Task inputs:
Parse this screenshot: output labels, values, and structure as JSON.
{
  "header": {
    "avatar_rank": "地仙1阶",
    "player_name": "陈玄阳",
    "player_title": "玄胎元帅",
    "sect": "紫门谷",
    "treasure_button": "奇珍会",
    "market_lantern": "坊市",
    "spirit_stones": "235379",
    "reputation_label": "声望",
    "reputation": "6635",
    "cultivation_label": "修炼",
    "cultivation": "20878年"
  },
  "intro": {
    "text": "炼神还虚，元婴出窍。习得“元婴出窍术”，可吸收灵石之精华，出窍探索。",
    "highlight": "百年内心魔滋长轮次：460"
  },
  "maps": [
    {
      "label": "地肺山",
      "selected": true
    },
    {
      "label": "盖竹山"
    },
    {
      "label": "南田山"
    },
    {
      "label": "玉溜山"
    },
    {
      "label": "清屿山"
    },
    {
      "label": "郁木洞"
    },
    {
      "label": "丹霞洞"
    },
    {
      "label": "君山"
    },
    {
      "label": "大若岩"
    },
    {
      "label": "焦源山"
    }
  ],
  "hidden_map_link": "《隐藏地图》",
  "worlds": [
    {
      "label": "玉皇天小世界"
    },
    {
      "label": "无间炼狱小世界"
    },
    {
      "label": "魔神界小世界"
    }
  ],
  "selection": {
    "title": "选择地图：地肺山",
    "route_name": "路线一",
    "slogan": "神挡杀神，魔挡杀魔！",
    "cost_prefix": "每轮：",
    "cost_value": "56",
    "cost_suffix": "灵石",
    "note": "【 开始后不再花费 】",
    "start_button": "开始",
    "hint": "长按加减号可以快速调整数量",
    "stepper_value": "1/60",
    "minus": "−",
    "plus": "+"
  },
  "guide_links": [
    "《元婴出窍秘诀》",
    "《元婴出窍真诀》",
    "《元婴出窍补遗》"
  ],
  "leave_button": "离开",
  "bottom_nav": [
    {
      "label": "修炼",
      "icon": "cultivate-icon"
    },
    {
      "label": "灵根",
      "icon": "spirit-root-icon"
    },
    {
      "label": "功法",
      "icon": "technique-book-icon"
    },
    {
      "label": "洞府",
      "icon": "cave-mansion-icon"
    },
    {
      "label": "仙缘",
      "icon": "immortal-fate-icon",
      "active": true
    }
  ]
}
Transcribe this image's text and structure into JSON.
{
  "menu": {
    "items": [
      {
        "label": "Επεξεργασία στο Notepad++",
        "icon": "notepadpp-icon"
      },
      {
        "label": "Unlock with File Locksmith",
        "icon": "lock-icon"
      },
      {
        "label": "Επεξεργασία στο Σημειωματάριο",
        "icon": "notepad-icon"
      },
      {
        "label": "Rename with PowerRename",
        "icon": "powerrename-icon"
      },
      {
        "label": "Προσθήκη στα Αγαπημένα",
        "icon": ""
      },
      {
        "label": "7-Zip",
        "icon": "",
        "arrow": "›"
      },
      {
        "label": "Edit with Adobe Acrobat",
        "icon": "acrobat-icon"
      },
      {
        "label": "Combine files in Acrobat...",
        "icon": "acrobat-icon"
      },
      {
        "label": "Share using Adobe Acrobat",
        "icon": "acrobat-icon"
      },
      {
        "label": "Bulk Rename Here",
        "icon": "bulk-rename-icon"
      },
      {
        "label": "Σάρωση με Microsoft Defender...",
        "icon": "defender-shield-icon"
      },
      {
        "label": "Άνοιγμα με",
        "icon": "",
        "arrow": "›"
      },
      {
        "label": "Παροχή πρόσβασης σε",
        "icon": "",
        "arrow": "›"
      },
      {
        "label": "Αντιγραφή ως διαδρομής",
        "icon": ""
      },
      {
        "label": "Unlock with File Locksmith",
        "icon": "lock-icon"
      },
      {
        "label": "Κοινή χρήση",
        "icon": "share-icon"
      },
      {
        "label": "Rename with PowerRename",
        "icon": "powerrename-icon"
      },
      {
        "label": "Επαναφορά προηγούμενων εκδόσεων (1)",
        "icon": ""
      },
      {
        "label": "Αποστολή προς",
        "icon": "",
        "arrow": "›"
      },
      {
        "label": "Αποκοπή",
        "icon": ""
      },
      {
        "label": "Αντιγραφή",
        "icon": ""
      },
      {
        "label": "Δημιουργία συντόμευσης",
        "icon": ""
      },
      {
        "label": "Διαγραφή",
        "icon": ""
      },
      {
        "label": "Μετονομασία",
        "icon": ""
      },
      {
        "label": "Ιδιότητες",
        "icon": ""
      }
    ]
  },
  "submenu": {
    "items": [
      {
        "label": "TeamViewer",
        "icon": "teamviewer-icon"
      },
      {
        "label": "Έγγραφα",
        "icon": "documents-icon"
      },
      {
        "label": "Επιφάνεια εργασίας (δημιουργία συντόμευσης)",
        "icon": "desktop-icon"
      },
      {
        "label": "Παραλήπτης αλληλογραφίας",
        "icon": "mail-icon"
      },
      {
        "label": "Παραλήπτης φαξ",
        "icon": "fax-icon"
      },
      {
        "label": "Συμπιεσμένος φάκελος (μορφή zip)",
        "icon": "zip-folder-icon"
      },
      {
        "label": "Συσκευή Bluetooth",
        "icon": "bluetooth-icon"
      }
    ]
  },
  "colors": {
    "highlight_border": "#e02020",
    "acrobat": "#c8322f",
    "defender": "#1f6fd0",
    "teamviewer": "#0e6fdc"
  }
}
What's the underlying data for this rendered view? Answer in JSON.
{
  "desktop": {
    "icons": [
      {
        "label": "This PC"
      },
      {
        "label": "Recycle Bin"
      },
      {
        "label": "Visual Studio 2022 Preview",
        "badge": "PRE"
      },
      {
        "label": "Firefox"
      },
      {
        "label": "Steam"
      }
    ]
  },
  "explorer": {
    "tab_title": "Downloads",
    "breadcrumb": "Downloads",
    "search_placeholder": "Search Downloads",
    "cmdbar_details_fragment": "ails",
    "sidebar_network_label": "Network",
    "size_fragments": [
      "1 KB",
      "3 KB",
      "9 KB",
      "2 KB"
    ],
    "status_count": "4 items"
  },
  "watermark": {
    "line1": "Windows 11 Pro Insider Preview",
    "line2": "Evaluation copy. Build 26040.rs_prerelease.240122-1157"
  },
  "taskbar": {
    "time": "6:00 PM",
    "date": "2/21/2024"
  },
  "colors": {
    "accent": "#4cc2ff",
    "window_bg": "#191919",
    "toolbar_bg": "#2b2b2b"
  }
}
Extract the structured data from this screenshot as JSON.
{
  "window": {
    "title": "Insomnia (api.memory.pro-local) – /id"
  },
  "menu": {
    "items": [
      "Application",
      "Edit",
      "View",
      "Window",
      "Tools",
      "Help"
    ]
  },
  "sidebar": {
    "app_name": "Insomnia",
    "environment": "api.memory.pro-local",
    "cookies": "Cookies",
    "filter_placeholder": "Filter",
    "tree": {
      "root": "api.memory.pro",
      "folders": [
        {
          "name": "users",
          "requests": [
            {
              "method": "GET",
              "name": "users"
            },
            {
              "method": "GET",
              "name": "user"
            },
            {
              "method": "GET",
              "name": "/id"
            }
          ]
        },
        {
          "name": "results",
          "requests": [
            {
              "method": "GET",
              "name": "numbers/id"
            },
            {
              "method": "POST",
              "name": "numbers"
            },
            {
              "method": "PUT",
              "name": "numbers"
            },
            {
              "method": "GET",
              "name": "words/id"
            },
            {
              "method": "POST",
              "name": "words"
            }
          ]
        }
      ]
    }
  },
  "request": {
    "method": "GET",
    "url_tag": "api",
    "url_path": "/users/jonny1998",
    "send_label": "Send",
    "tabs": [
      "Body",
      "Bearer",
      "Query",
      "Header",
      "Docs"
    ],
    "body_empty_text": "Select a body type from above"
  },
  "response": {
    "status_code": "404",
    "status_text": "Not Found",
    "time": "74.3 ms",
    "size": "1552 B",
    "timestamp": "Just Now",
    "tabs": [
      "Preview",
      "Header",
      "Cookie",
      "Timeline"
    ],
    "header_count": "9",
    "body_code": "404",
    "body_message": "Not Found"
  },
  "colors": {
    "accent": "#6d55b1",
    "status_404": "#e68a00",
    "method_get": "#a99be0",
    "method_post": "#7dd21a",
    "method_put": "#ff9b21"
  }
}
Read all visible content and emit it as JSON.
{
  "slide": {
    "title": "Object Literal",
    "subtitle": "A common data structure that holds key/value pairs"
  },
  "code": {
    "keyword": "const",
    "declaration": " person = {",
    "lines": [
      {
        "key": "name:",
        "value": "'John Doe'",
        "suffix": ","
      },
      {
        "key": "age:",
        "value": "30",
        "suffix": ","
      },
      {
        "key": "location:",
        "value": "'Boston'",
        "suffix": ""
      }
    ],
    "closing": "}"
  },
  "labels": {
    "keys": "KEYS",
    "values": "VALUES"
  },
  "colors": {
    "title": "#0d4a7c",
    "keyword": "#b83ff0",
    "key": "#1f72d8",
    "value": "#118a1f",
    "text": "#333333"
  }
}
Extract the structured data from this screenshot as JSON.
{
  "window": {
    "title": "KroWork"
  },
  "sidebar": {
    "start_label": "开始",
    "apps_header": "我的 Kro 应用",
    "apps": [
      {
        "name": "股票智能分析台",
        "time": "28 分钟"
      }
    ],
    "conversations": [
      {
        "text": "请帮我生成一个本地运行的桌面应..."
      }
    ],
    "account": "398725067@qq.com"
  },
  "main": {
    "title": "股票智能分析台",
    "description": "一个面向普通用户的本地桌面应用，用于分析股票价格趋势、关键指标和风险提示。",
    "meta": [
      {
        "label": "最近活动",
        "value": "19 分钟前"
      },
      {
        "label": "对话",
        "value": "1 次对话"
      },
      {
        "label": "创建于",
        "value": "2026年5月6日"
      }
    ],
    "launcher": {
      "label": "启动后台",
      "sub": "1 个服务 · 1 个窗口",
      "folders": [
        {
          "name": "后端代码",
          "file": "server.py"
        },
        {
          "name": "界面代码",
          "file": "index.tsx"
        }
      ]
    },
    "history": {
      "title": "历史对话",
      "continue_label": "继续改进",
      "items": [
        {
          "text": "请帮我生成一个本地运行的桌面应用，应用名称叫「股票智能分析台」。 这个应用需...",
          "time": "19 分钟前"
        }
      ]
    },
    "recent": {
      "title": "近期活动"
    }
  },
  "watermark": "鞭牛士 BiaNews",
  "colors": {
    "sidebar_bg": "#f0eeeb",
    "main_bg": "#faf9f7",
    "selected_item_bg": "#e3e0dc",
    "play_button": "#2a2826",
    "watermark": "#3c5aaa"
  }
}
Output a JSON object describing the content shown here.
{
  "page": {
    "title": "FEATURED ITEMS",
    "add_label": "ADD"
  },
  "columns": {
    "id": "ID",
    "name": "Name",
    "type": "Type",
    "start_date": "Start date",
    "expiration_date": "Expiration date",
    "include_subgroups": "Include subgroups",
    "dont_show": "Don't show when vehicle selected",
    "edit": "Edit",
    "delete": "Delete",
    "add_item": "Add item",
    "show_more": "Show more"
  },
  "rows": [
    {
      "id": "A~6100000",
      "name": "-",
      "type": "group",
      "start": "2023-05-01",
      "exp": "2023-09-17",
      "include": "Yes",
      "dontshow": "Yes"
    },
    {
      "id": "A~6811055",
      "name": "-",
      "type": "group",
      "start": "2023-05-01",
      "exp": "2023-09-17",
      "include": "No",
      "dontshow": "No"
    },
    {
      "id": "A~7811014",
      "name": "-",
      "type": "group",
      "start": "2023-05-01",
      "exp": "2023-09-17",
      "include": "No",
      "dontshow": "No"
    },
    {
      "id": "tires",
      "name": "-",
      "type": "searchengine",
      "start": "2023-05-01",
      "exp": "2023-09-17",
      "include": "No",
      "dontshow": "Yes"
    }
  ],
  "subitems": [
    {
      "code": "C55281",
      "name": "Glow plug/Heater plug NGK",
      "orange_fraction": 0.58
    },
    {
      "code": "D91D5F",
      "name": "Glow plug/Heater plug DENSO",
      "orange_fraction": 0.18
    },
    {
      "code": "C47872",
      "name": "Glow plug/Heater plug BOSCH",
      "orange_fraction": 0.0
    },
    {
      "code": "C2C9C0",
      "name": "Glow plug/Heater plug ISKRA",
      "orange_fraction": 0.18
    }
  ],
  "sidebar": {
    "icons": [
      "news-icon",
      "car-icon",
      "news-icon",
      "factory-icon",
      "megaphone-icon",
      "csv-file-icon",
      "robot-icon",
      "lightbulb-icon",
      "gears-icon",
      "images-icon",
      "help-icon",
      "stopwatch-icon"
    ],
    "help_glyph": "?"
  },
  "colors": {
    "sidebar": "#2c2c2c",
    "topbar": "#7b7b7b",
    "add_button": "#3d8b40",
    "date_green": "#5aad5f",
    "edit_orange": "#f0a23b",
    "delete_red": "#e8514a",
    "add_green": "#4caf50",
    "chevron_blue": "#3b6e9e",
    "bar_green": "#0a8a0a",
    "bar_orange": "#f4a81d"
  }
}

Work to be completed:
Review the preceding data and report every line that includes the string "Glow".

Task answer:
      "name": "Glow plug/Heater plug NGK",
      "name": "Glow plug/Heater plug DENSO",
      "name": "Glow plug/Heater plug BOSCH",
      "name": "Glow plug/Heater plug ISKRA",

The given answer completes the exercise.